THE TASK: Search the records for the word "this" and copy each line in which it appears.

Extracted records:
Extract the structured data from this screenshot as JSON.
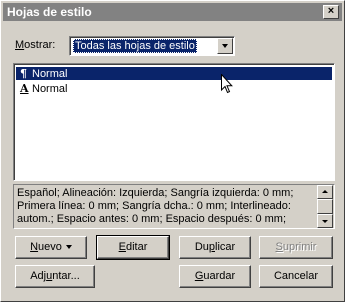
{
  "window": {
    "title": "Hojas de estilo",
    "close_label": "×"
  },
  "mostrar": {
    "label_mnemonic": "M",
    "label_rest": "ostrar:",
    "selected": "Todas las hojas de estilo"
  },
  "styles_list": {
    "items": [
      {
        "icon": "paragraph-style-icon",
        "glyph": "¶",
        "label": "Normal",
        "selected": true
      },
      {
        "icon": "character-style-icon",
        "glyph": "A",
        "label": "Normal",
        "selected": false
      }
    ]
  },
  "description": {
    "line1": "Español;  Alineación: Izquierda;  Sangría izquierda: 0 mm;",
    "line2": "Primera línea: 0 mm;  Sangría dcha.: 0 mm;  Interlineado:",
    "line3": "autom.;  Espacio antes: 0 mm;  Espacio después: 0 mm;"
  },
  "buttons": {
    "nuevo": {
      "mnemonic": "N",
      "rest": "uevo"
    },
    "editar": {
      "mnemonic": "E",
      "rest": "ditar"
    },
    "duplicar": {
      "prefix": "Du",
      "mnemonic": "p",
      "rest": "licar"
    },
    "suprimir": {
      "mnemonic": "S",
      "rest": "uprimir"
    },
    "adjuntar": {
      "prefix": "Adj",
      "mnemonic": "u",
      "rest": "ntar..."
    },
    "guardar": {
      "mnemonic": "G",
      "rest": "uardar"
    },
    "cancelar": {
      "label": "Cancelar"
    }
  },
  "colors": {
    "selection": "#0a246a",
    "face": "#d4d0c8",
    "title_inactive": "#828282"
  }
}
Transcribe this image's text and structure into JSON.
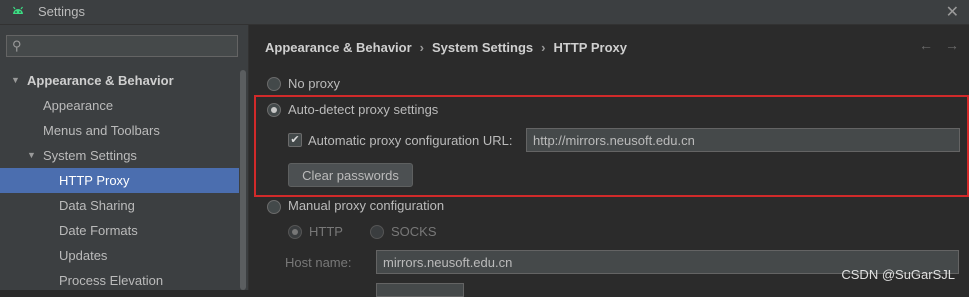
{
  "window": {
    "title": "Settings",
    "close_icon": "close-icon"
  },
  "sidebar": {
    "search_placeholder": "",
    "items": [
      {
        "label": "Appearance & Behavior",
        "expanded": true,
        "level": 0
      },
      {
        "label": "Appearance",
        "level": 1
      },
      {
        "label": "Menus and Toolbars",
        "level": 1
      },
      {
        "label": "System Settings",
        "expanded": true,
        "level": 1
      },
      {
        "label": "HTTP Proxy",
        "level": 2,
        "selected": true
      },
      {
        "label": "Data Sharing",
        "level": 2
      },
      {
        "label": "Date Formats",
        "level": 2
      },
      {
        "label": "Updates",
        "level": 2
      },
      {
        "label": "Process Elevation",
        "level": 2
      }
    ]
  },
  "breadcrumb": [
    "Appearance & Behavior",
    "System Settings",
    "HTTP Proxy"
  ],
  "proxy": {
    "no_proxy": "No proxy",
    "auto_detect": "Auto-detect proxy settings",
    "auto_config_label": "Automatic proxy configuration URL:",
    "auto_config_url": "http://mirrors.neusoft.edu.cn",
    "auto_config_checked": true,
    "clear_passwords": "Clear passwords",
    "manual": "Manual proxy configuration",
    "http": "HTTP",
    "socks": "SOCKS",
    "host_label": "Host name:",
    "host_value": "mirrors.neusoft.edu.cn",
    "selected_mode": "auto_detect"
  },
  "watermark": "CSDN @SuGarSJL",
  "colors": {
    "selection": "#4b6eaf",
    "highlight_box": "#d12a2a",
    "background": "#2b2b2b"
  }
}
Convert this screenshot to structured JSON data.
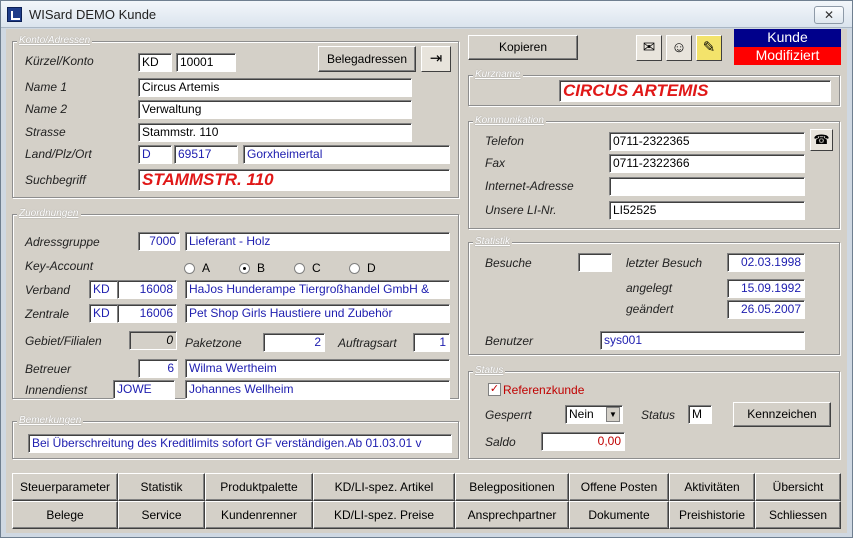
{
  "window": {
    "title": "WISard DEMO Kunde",
    "close_glyph": "✕"
  },
  "konto": {
    "group_title": "Konto/Adressen",
    "kuerzel_label": "Kürzel/Konto",
    "kuerzel": "KD",
    "konto": "10001",
    "belegadressen_btn": "Belegadressen",
    "name1_label": "Name 1",
    "name1": "Circus Artemis",
    "name2_label": "Name 2",
    "name2": "Verwaltung",
    "strasse_label": "Strasse",
    "strasse": "Stammstr. 110",
    "ort_label": "Land/Plz/Ort",
    "land": "D",
    "plz": "69517",
    "ort": "Gorxheimertal",
    "such_label": "Suchbegriff",
    "suchbegriff": "STAMMSTR. 110"
  },
  "top": {
    "kopieren_btn": "Kopieren",
    "status_line1": "Kunde",
    "status_line2": "Modifiziert",
    "status_color1": "#00008b",
    "status_color2": "#ff0000"
  },
  "kurzname": {
    "group_title": "Kurzname",
    "value": "CIRCUS ARTEMIS"
  },
  "kommunikation": {
    "group_title": "Kommunikation",
    "telefon_label": "Telefon",
    "telefon": "0711-2322365",
    "fax_label": "Fax",
    "fax": "0711-2322366",
    "internet_label": "Internet-Adresse",
    "internet": "",
    "linr_label": "Unsere LI-Nr.",
    "linr": "LI52525"
  },
  "zuordnungen": {
    "group_title": "Zuordnungen",
    "adressgruppe_label": "Adressgruppe",
    "adressgruppe_code": "7000",
    "adressgruppe_text": "Lieferant - Holz",
    "keyaccount_label": "Key-Account",
    "key_options": [
      "A",
      "B",
      "C",
      "D"
    ],
    "key_selected": "B",
    "verband_label": "Verband",
    "verband_typ": "KD",
    "verband_nr": "16008",
    "verband_name": "HaJos Hunderampe Tiergroßhandel GmbH &",
    "zentrale_label": "Zentrale",
    "zentrale_typ": "KD",
    "zentrale_nr": "16006",
    "zentrale_name": "Pet Shop Girls Haustiere und Zubehör",
    "gebiet_label": "Gebiet/Filialen",
    "gebiet": "0",
    "paketzone_label": "Paketzone",
    "paketzone": "2",
    "auftragsart_label": "Auftragsart",
    "auftragsart": "1",
    "betreuer_label": "Betreuer",
    "betreuer_nr": "6",
    "betreuer_name": "Wilma Wertheim",
    "innendienst_label": "Innendienst",
    "innendienst_code": "JOWE",
    "innendienst_name": "Johannes Wellheim"
  },
  "statistik": {
    "group_title": "Statistik",
    "besuche_label": "Besuche",
    "besuche": "",
    "letzter_label": "letzter Besuch",
    "letzter": "02.03.1998",
    "angelegt_label": "angelegt",
    "angelegt": "15.09.1992",
    "geaendert_label": "geändert",
    "geaendert": "26.05.2007",
    "benutzer_label": "Benutzer",
    "benutzer": "sys001"
  },
  "bemerkungen": {
    "group_title": "Bemerkungen",
    "text": "Bei Überschreitung des Kreditlimits sofort GF verständigen.Ab 01.03.01 v"
  },
  "status": {
    "group_title": "Status",
    "referenz_label": "Referenzkunde",
    "referenz_checked": true,
    "gesperrt_label": "Gesperrt",
    "gesperrt": "Nein",
    "status_label": "Status",
    "status": "M",
    "kennzeichen_btn": "Kennzeichen",
    "saldo_label": "Saldo",
    "saldo": "0,00"
  },
  "buttons_row1": [
    "Steuerparameter",
    "Statistik",
    "Produktpalette",
    "KD/LI-spez. Artikel",
    "Belegpositionen",
    "Offene Posten",
    "Aktivitäten",
    "Übersicht"
  ],
  "buttons_row2": [
    "Belege",
    "Service",
    "Kundenrenner",
    "KD/LI-spez. Preise",
    "Ansprechpartner",
    "Dokumente",
    "Preishistorie",
    "Schliessen"
  ]
}
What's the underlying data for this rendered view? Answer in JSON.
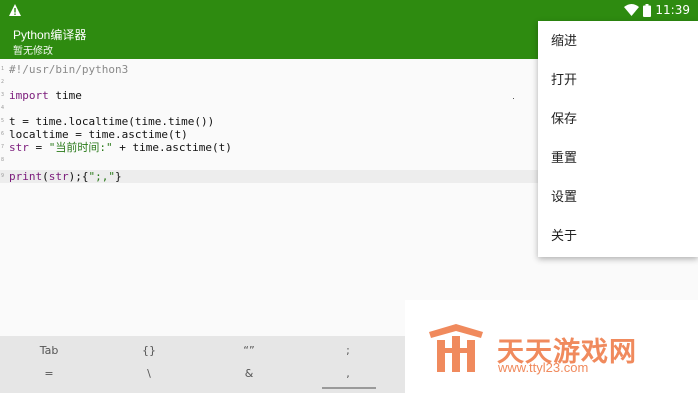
{
  "status_bar": {
    "time": "11:39",
    "icons": [
      "warning-icon",
      "wifi-icon",
      "battery-icon"
    ]
  },
  "app_bar": {
    "title": "Python编译器",
    "subtitle": "暂无修改"
  },
  "editor": {
    "lines": [
      {
        "num": "1",
        "text": "#!/usr/bin/python3"
      },
      {
        "num": "2",
        "text": ""
      },
      {
        "num": "3",
        "text": "import time"
      },
      {
        "num": "4",
        "text": ""
      },
      {
        "num": "5",
        "text": "t = time.localtime(time.time())"
      },
      {
        "num": "6",
        "text": "localtime = time.asctime(t)"
      },
      {
        "num": "7",
        "text": "str = \"当前时间:\" + time.asctime(t)"
      },
      {
        "num": "8",
        "text": ""
      },
      {
        "num": "9",
        "text": "print(str);{\";,\"}"
      }
    ]
  },
  "keybar": {
    "row1": [
      "Tab",
      "{}",
      "“”",
      ";"
    ],
    "row2": [
      "=",
      "\\",
      "&",
      ","
    ]
  },
  "menu": {
    "items": [
      "缩进",
      "打开",
      "保存",
      "重置",
      "设置",
      "关于"
    ]
  },
  "watermark": {
    "name": "天天游戏网",
    "url": "www.ttyl23.com"
  },
  "colors": {
    "primary": "#2e8b10",
    "watermark": "#f08a5d"
  }
}
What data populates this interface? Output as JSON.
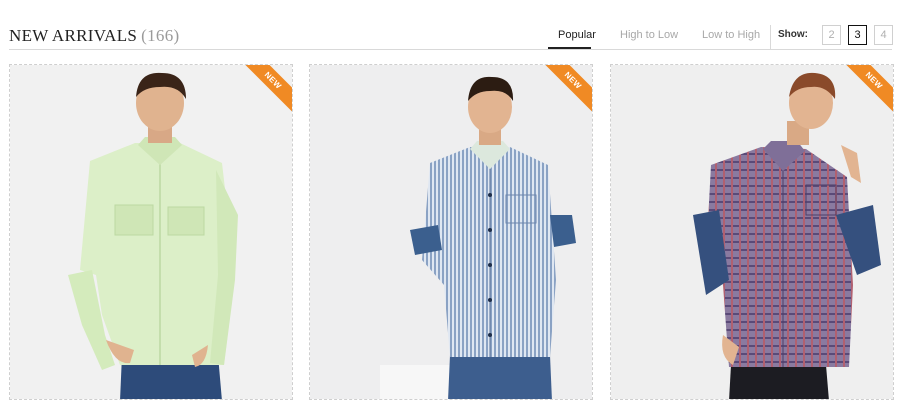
{
  "header": {
    "title": "NEW ARRIVALS",
    "count": "(166)"
  },
  "sort": {
    "options": [
      {
        "label": "Popular",
        "active": true
      },
      {
        "label": "High to Low",
        "active": false
      },
      {
        "label": "Low to High",
        "active": false
      }
    ]
  },
  "show": {
    "label": "Show:",
    "options": [
      "2",
      "3",
      "4"
    ],
    "selected": "3"
  },
  "products": [
    {
      "badge": "NEW",
      "description": "light green long-sleeve shirt",
      "shirt_color": "#dcefc8"
    },
    {
      "badge": "NEW",
      "description": "blue striped shirt with paisley cuffs",
      "shirt_color": "#c6d3e6"
    },
    {
      "badge": "NEW",
      "description": "purple check shirt with paisley sleeves",
      "shirt_color": "#7b6a8f"
    }
  ],
  "colors": {
    "badge": "#f08a24",
    "active_text": "#222222",
    "inactive_text": "#a8a8a8",
    "border": "#d9d9d9"
  }
}
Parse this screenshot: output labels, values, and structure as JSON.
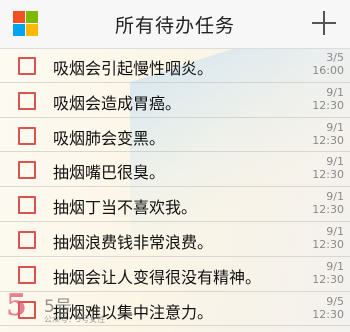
{
  "header": {
    "title": "所有待办任务",
    "add_icon": "plus-icon",
    "app_icon": "windows-logo-icon",
    "logo_colors": [
      "#f25022",
      "#7fba00",
      "#00a4ef",
      "#ffb900"
    ]
  },
  "tasks": [
    {
      "text": "吸烟会引起慢性咽炎。",
      "date": "3/5",
      "time": "16:00"
    },
    {
      "text": "吸烟会造成胃癌。",
      "date": "9/1",
      "time": "12:30"
    },
    {
      "text": "吸烟肺会变黑。",
      "date": "9/1",
      "time": "12:30"
    },
    {
      "text": "抽烟嘴巴很臭。",
      "date": "9/1",
      "time": "12:30"
    },
    {
      "text": "抽烟丁当不喜欢我。",
      "date": "9/1",
      "time": "12:30"
    },
    {
      "text": "抽烟浪费钱非常浪费。",
      "date": "9/1",
      "time": "12:30"
    },
    {
      "text": "抽烟会让人变得很没有精神。",
      "date": "9/1",
      "time": "12:30"
    },
    {
      "text": "抽烟难以集中注意力。",
      "date": "9/5",
      "time": "12:30"
    }
  ],
  "colors": {
    "checkbox_border": "#d9534f"
  },
  "watermark": {
    "mark": "5",
    "name": "5号",
    "subtitle": "公众号：5号女性"
  }
}
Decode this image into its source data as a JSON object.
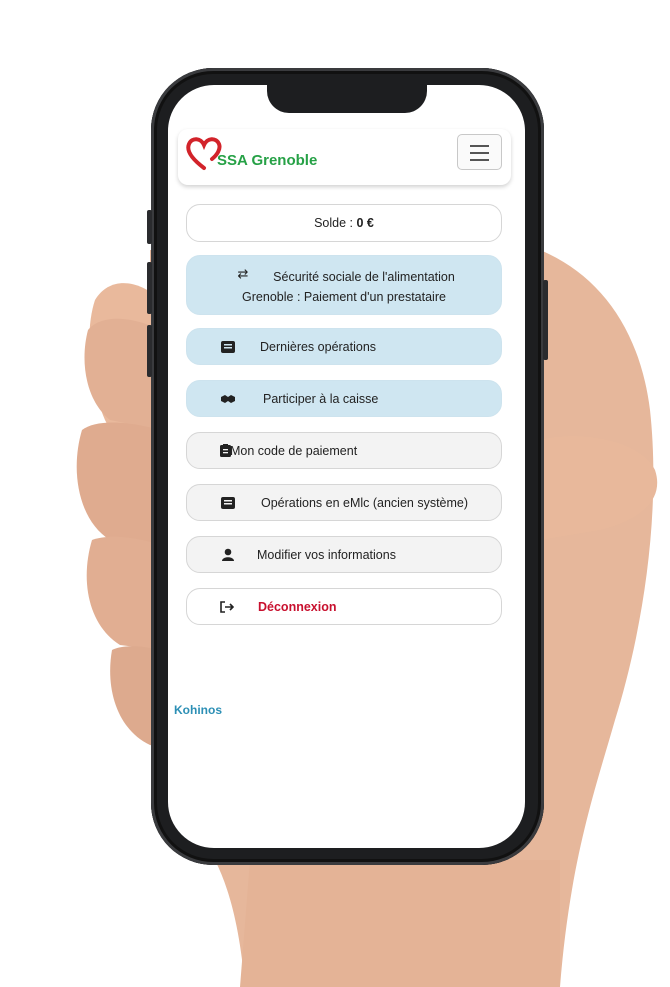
{
  "app": {
    "brand": "SSA Grenoble",
    "menu_icon": "hamburger-icon"
  },
  "balance": {
    "label": "Solde :",
    "value": "0 €"
  },
  "menu": [
    {
      "label": "Sécurité sociale de l'alimentation",
      "label2": "Grenoble : Paiement d'un prestataire",
      "icon": "transfer-arrows-icon"
    },
    {
      "label": "Dernières opérations",
      "icon": "list-icon"
    },
    {
      "label": "Participer à la caisse",
      "icon": "handshake-icon"
    },
    {
      "label": "Mon code de paiement",
      "icon": "clipboard-icon"
    },
    {
      "label": "Opérations en eMlc (ancien système)",
      "icon": "list-icon"
    },
    {
      "label": "Modifier vos informations",
      "icon": "user-icon"
    },
    {
      "label": "Déconnexion",
      "icon": "logout-icon"
    }
  ],
  "footer": {
    "brand": "Kohinos"
  },
  "colors": {
    "brand_green": "#26a146",
    "logo_red": "#d2232a",
    "button_blue": "#cfe6f1",
    "logout_red": "#c8102e",
    "footer_blue": "#2c8fb5"
  }
}
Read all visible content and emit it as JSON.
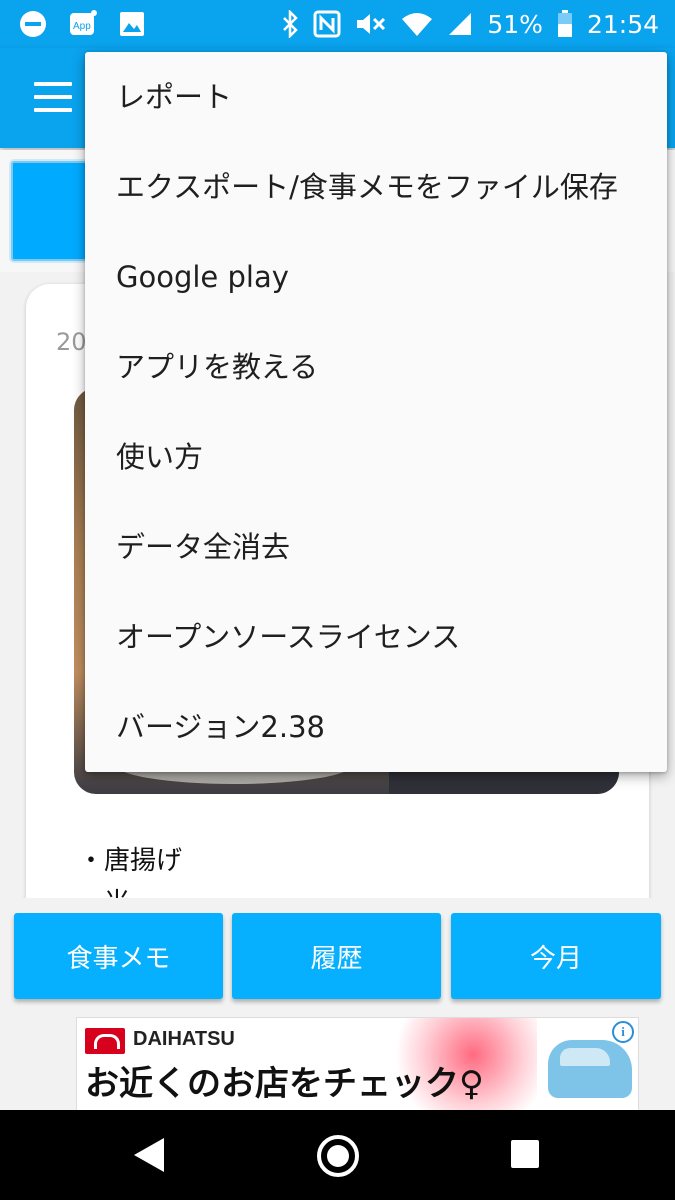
{
  "status_bar": {
    "battery_percent": "51%",
    "time": "21:54"
  },
  "card": {
    "date": "20",
    "food_items": [
      "・唐揚げ",
      "・米"
    ]
  },
  "bottom_buttons": [
    "食事メモ",
    "履歴",
    "今月"
  ],
  "ad": {
    "brand": "DAIHATSU",
    "copy": "お近くのお店をチェック♀"
  },
  "menu": {
    "items": [
      "レポート",
      "エクスポート/食事メモをファイル保存",
      "Google play",
      "アプリを教える",
      "使い方",
      "データ全消去",
      "オープンソースライセンス",
      "バージョン2.38"
    ]
  },
  "colors": {
    "primary": "#0aa3ee",
    "button": "#07b0ff"
  }
}
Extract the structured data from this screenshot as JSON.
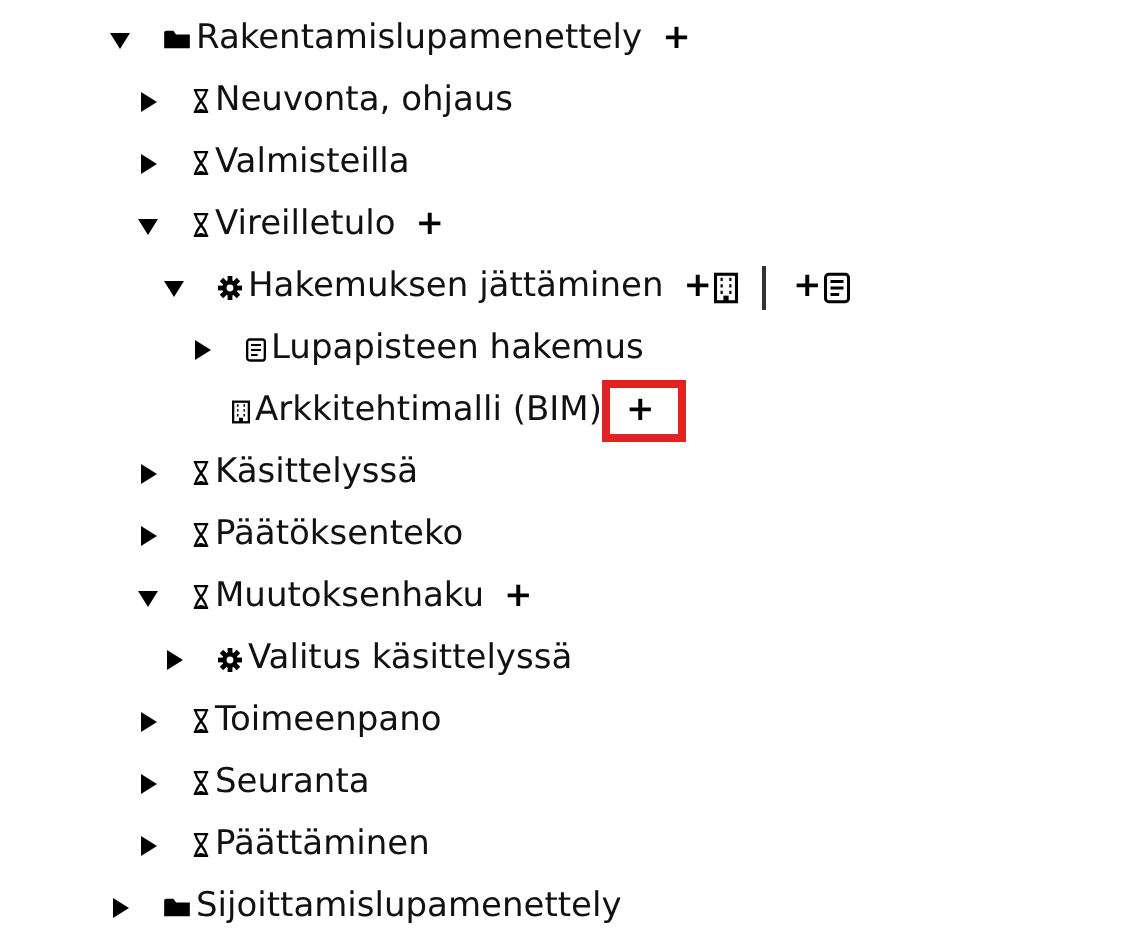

RESPONSE AREA:
Extract the structured data from this screenshot as JSON.
Transcribe this image's text and structure into JSON.
Convert this screenshot to structured JSON data.
What's the underlying data for this rendered view? Answer in JSON.
What data populates this interface? Output as JSON.
Parse this screenshot: output labels, values, and structure as JSON.
Decode this image into its source data as a JSON object.
Extract the structured data from this screenshot as JSON.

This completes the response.